With so much work to be done, you’d think Muslims are upto their necks in fighting poverty and other economic and social ills. You’d think that protesting mobs in Karachi and other Pakistani cities are busy raising funds for earthquake victims.

Think again. Muslims across the world appear to be suffering from a form of collective stupidity. Instead of focussing on the enormous challenges facing their nations, Muslims are spending much of their time focussing on 12 cartoons first published in a Danish newspaper.

Muslims are protesting against what they see as an attack on the honour of their Prophet. Seriously, as if the Prophet’s honour is affected by one Danish cartoonist. If these Muslim protesters really loved their Prophet, they would struggle in support of the things he and all the other Prophets (including Moses, Noah, Abraham and Jesus) struggled for – human rights, justice and liberty.

Instead, Muslims waste their precious time and resources on infantile protests that achieve nothing except turn the cartoonist into a martyr for free speech.

I could say a lot more. But I have some serious work to do. I’d rather spend my time working and earning money so that a good portion of it can be spent in assisting groups like Rifka Annisa to supplement moneys they already receive from private and government donors in countries such as … yep, you guessed it … Denmark!
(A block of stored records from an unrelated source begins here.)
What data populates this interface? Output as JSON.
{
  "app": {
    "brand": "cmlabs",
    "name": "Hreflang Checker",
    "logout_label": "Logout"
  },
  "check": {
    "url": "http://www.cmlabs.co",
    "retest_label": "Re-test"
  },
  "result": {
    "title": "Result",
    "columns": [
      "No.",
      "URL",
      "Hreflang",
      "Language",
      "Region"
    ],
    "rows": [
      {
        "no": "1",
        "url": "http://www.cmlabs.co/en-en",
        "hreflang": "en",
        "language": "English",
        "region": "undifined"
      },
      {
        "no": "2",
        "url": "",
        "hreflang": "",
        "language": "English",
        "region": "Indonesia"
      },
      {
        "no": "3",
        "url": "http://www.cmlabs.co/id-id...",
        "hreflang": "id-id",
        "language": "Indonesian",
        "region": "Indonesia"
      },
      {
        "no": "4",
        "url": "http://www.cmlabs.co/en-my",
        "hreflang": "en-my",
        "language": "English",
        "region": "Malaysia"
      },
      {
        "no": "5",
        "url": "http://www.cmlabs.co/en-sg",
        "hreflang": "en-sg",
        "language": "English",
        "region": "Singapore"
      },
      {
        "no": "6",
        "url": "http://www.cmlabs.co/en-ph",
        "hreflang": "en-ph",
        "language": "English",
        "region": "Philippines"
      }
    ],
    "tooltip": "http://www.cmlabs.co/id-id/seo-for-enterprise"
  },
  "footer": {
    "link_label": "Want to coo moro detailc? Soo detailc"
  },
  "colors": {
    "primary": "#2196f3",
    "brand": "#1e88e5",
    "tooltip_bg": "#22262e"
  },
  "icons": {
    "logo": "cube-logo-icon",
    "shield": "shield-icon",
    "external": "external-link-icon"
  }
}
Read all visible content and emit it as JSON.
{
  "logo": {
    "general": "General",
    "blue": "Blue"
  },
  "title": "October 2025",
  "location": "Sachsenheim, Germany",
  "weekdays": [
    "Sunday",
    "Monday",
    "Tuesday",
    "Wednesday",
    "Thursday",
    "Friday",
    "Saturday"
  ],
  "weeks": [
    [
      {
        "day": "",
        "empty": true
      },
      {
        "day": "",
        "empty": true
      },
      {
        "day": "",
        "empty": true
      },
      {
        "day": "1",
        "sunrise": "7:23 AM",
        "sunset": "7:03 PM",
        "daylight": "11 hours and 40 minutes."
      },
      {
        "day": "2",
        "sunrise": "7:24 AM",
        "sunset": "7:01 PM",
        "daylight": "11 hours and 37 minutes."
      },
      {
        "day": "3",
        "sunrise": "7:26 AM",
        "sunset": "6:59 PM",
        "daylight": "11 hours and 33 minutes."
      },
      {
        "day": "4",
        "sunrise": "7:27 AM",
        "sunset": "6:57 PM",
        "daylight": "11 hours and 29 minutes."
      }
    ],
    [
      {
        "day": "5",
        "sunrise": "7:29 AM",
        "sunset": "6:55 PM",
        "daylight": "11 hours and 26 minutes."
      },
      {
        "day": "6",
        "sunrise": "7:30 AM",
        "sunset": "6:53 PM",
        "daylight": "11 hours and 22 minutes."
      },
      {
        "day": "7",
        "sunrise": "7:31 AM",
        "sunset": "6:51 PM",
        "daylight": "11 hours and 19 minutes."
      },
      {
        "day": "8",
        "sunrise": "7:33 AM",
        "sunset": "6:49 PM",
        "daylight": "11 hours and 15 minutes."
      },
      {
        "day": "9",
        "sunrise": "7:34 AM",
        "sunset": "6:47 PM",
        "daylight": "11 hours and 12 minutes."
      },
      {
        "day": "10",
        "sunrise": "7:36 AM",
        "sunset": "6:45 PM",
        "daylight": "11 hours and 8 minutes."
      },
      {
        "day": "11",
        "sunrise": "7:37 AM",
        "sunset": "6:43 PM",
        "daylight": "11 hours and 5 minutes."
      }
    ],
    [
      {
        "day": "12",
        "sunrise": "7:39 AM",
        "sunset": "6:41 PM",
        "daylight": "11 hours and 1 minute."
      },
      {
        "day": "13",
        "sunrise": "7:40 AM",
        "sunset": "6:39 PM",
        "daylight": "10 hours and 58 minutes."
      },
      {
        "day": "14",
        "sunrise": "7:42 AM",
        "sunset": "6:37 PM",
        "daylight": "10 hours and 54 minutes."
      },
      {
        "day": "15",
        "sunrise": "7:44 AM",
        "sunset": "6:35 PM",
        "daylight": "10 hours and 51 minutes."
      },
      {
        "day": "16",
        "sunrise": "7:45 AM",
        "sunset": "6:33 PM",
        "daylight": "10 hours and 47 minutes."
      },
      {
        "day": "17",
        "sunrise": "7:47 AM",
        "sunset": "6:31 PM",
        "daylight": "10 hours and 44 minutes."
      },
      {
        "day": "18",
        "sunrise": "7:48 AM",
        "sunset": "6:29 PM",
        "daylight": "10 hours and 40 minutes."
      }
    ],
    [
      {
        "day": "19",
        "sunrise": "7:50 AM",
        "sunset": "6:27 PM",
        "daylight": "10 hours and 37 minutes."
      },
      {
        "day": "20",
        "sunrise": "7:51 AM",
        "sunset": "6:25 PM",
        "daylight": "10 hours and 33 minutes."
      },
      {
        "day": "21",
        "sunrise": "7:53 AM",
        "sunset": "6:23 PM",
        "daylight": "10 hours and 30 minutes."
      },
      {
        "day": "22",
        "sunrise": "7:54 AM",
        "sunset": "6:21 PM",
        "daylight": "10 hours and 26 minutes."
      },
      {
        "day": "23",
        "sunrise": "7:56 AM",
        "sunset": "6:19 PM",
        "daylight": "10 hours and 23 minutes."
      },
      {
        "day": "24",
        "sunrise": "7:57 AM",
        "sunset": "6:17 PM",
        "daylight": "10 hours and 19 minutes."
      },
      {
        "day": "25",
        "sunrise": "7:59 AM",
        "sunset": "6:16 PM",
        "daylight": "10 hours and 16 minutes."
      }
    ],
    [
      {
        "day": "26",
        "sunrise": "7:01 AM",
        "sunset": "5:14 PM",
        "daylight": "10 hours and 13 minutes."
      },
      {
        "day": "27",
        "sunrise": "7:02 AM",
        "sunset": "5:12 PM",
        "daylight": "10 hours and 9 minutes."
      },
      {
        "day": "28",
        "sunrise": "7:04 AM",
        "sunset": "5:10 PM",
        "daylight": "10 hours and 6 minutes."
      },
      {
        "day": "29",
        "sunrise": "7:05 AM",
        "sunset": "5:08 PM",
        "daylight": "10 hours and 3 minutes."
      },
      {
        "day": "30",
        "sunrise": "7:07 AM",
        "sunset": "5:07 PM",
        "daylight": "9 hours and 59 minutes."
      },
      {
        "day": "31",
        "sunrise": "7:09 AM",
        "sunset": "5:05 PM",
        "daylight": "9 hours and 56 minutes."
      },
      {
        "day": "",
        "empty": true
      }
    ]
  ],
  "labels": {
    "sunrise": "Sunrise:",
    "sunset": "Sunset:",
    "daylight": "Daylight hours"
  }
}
So if you really want to know what I think of the nonsensical and over-the-top responses to the cartoons, read this piece from altmuslim.com.

Words © 2005 Irfan Yusuf